Exercise data Block Start

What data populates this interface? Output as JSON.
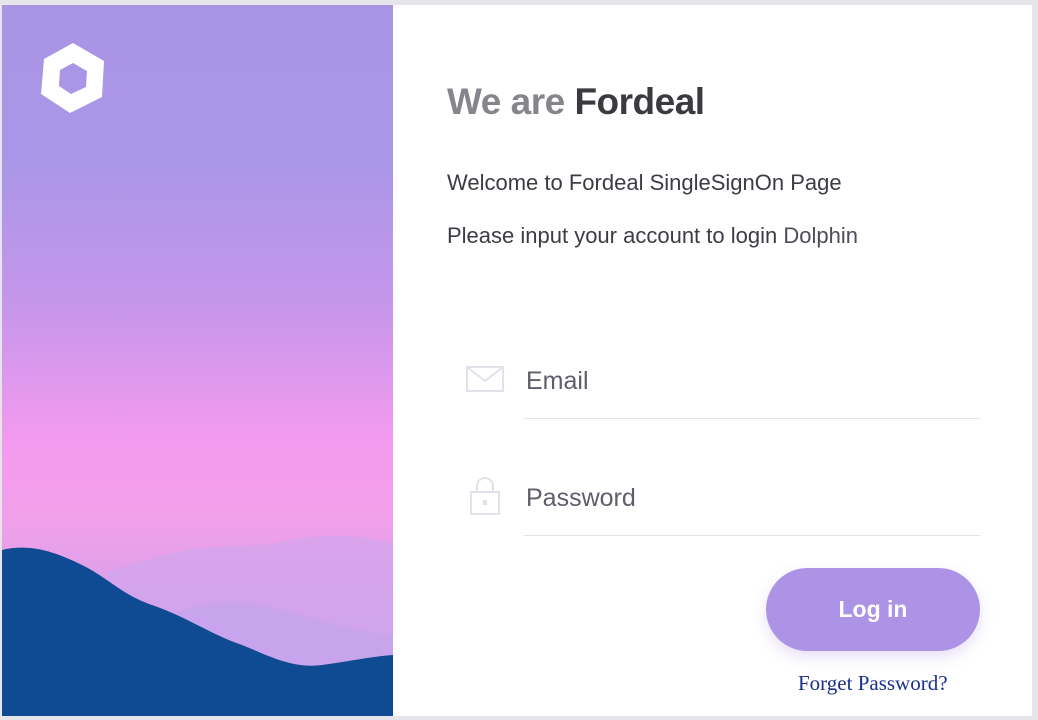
{
  "hero": {
    "logo_icon": "hexagon-ring-logo-icon",
    "colors": {
      "top": "#a994e6",
      "middle": "#f49aef",
      "mountain_far": "#d4a6ec",
      "mountain_near": "#0f4b92"
    }
  },
  "header": {
    "title_lead": "We are",
    "title_brand": "Fordeal"
  },
  "intro": {
    "welcome": "Welcome to Fordeal SingleSignOn Page",
    "instruction": "Please input your account to login",
    "app_name": "Dolphin"
  },
  "form": {
    "email": {
      "icon": "envelope-icon",
      "placeholder": "Email",
      "value": ""
    },
    "password": {
      "icon": "lock-icon",
      "placeholder": "Password",
      "value": ""
    },
    "login_label": "Log in",
    "forgot_label": "Forget Password?"
  },
  "colors": {
    "accent": "#ad93e6",
    "link": "#1a2f8c",
    "title": "#3a3a3f",
    "title_lead": "#86858c"
  }
}
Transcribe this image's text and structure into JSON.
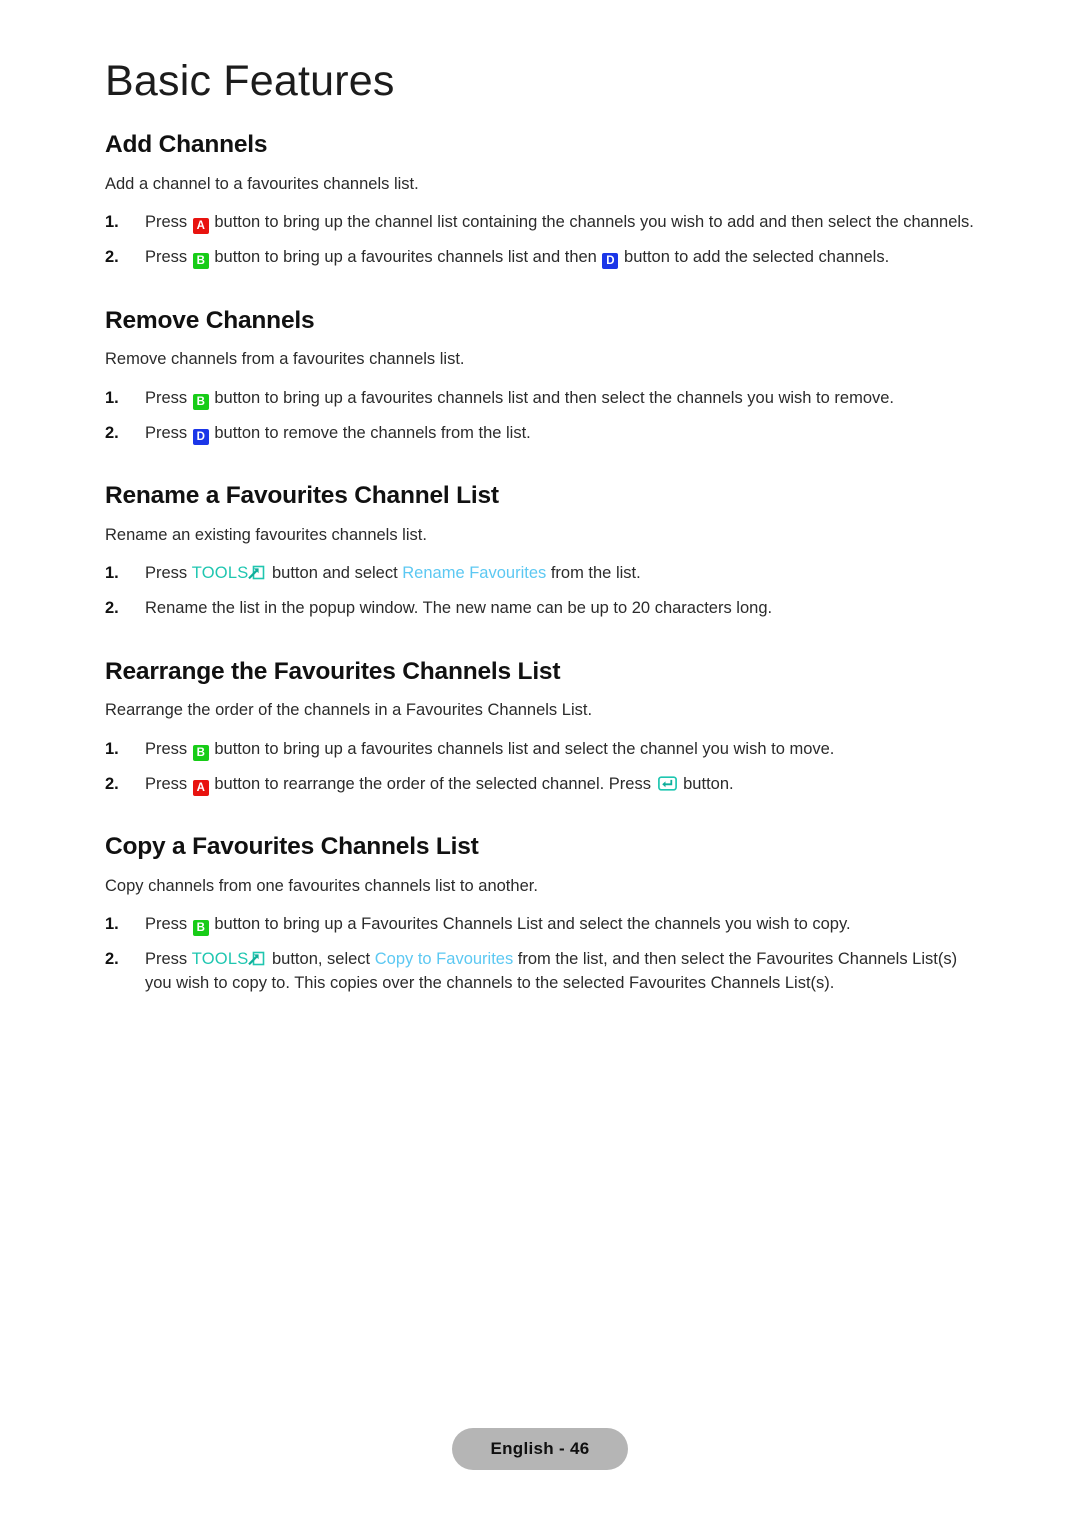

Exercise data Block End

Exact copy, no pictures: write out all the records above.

[Solution for this task]
What data populates this interface? Output as JSON.
{
  "hero": {
    "logo_icon": "hexagon-ring-logo-icon",
    "colors": {
      "top": "#a994e6",
      "middle": "#f49aef",
      "mountain_far": "#d4a6ec",
      "mountain_near": "#0f4b92"
    }
  },
  "header": {
    "title_lead": "We are",
    "title_brand": "Fordeal"
  },
  "intro": {
    "welcome": "Welcome to Fordeal SingleSignOn Page",
    "instruction": "Please input your account to login",
    "app_name": "Dolphin"
  },
  "form": {
    "email": {
      "icon": "envelope-icon",
      "placeholder": "Email",
      "value": ""
    },
    "password": {
      "icon": "lock-icon",
      "placeholder": "Password",
      "value": ""
    },
    "login_label": "Log in",
    "forgot_label": "Forget Password?"
  },
  "colors": {
    "accent": "#ad93e6",
    "link": "#1a2f8c",
    "title": "#3a3a3f",
    "title_lead": "#86858c"
  }
}
Transcribe this image's text and structure into JSON.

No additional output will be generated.